My wife is rightly pissed by headlines like this: “Stephen King and his wife donate $1.25M to New England Historic Genealogical Society." The gift was her original idea, and she has a name: TABITHA KING. Her response follows.
Dear Editors (married to a wife or a husband):
In recent media coverage of a gift that my husband (ironic usage) and I made to the New England Historical and Genealogical Society, we became Stephen King and his wife.
Wife is a relationship or status. It is not an identity.
You could have made other choices. You could have referred to me as OfStephen. Or His Old Lady. Or His-Ball-And-Chain.
I have sons. You could have referred to me as Mother-of-Novelists. I have a daughter but wouldn't it be just silly to refer to me as Mother-of-Clergy?
I'm seventy. I thought I would give you permission, if “OfTabitha" predeceases me, to title my obituary, Relick of Stephen King.
In the meantime, you might consider the unconscious condescension in your style book, and give women their names.
That kind of says it all. As one commenter on Reddit noted:
"Tabitha King donated 1.25 million dollars. What an amazing philanthropist.
And then she first wave feminism-style ripped into media."
And for any readers wondering why we didn't include a photo of Tabitha King in the article, that's because we use a professional photo service in which no photos of her were available for purchase or download, further illustrating her point.
When they're not writing novels, the Kings have been active in politics and supporting the arts. They're building a shared legacy that will live alongside their writing long after they're both gone.

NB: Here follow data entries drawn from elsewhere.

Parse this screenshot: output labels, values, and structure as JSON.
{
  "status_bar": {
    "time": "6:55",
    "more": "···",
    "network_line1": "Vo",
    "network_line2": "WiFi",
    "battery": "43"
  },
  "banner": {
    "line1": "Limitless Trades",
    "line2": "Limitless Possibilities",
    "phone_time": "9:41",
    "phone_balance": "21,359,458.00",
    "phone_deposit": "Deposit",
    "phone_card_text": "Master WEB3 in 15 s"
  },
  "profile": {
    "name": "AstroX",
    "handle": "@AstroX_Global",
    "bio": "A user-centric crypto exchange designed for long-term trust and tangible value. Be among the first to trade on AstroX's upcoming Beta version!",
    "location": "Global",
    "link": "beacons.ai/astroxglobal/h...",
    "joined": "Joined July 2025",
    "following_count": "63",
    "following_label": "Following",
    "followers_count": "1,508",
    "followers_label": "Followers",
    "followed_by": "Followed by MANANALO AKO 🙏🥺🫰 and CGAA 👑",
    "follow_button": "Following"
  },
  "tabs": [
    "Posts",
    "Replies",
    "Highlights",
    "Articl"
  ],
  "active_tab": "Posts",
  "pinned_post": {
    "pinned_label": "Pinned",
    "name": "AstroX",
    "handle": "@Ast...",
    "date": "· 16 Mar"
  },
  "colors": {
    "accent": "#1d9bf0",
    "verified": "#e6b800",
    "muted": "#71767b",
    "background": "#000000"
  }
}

It's understandable that Stephen King gets the lion share of attention as his books have reached a nearly unprecedented level of commercial success. There's nothing sexist about acknowledging his accomplishments. But while he's here, he's one half of a partnership with his wife Tabitha. Being more inclusive and aware of that partnership isn't about being politically correct. It's about acknowledging that Tabitha King is a person - she's an acclaimed artist in her own right - and she is at least half the driving force allowing Stephen King to create the kind of content that has delighted, and terrified, audiences for decades.